By the time the camp was closed in the spring of 1950, at least 12,000 had died of malnutrition and disease.[9]

With the fall of the communist East Germany it was possible to do excavations in the former camps; in Sachsenhausen, the bodies of 12,500 victims were found, most were children, adolescents and elderly people.[3]

The Sachsenhausen camp today

Plaque to honour Dutch resistance fighters executed at Sachsenhausen ("Between 1940-1945 over 100 Dutch resistance fighters have been shot here")
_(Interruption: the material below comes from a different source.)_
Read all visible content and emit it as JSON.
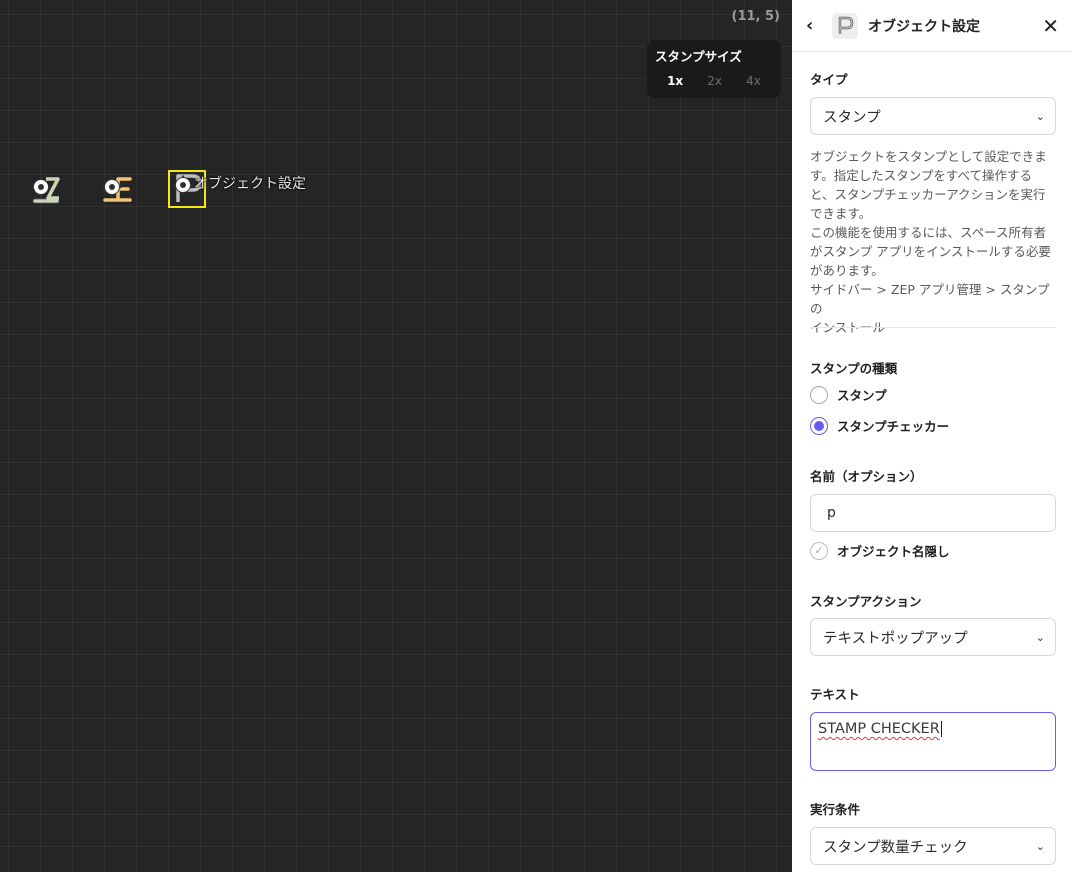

In 1956, the East German government established the site as a national memorial, which was inaugurated on 23 April 1961. The plans involved the removal of most of the original buildings and the construction of an obelisk, statue and meeting area, reflecting the outlook of the current government. The role of political resistance was emphasized over that of other groups.

At present, the site of the Sachsenhausen camp, at Strasse der Nationen 22 in Oranienburg, is open to the public as a museum and a memorial. Several buildings and structures survive or have been reconstructed, including guard towers, the camp entrance, crematory ovens and the camp barracks.

After German reunification, the camp was entrusted to a foundation which opened a museum on the site. The museum features artwork created by inmates and a 30 centimetre high pile of gold teeth (extracted by the Germans from the prisoners), scale models of the camp, pictures, documents and other artifacts illustrating life in the camp. Further exhibits are expected to open in late 2007, including the restored camp kitchen. The administrative buildings from which the entire German concentration camp network was run have been preserved and can also be seen.

Following the discovery in 1990 of mass graves from the Soviet period, a separate museum has been opened documenting the camp's Soviet-era history, in the former sonder lager.

The compound has been attacked by Neo-Nazis several times. In September 1992, barracks 38 and 39 of the Jewish Museum were severely damaged in an arson attack. The perpetrators were arrested, and the barracks were reconstructed by 1997.[10][11]


See also


  1. ^ Bill Niven, Facing the Nazi Past, Routledge, 2002 1st ed., p. 11
  2. ^
  3. ^ Adam Lebor & Roger Boyes, Surviving Hitler, Simon&Schuster, pg. 230, 1st ed. 2000
  4. ^ "Use of Prisoners in the aircraft industry (translated)". Nazi Conspiracy and Aggression Volume IV. The Avalon Project at Yale Law School. 1996-2007. Retrieved 2008-02-25. 
  5. ^
  6. ^ Evans, Richard J (2006). The Third Reich in Power. London: Penguin Books. pp. 255–256. ISBN 0-141-00976-4. 
  7. ^ Herschel Grynszpan#Grynszpan versus Goebbels
  8. ^ Ottosen, Kristian, ed (2004) (in Norwegian). Nordmenn i fangenskap 1940–1945 (2nd ed.). Oslo: Universitetsforlaget. p. 420. ISBN 82-15-00288-9. 
  9. ^ Website on Sachsenhausen
  10. ^
  11. ^


Further reading

External links

Coordinates: 52°45′57″N 13°15′51″E / 52.76583°N 13.26417°E / 52.76583; 13.26417

Wikimedia Foundation. 2010.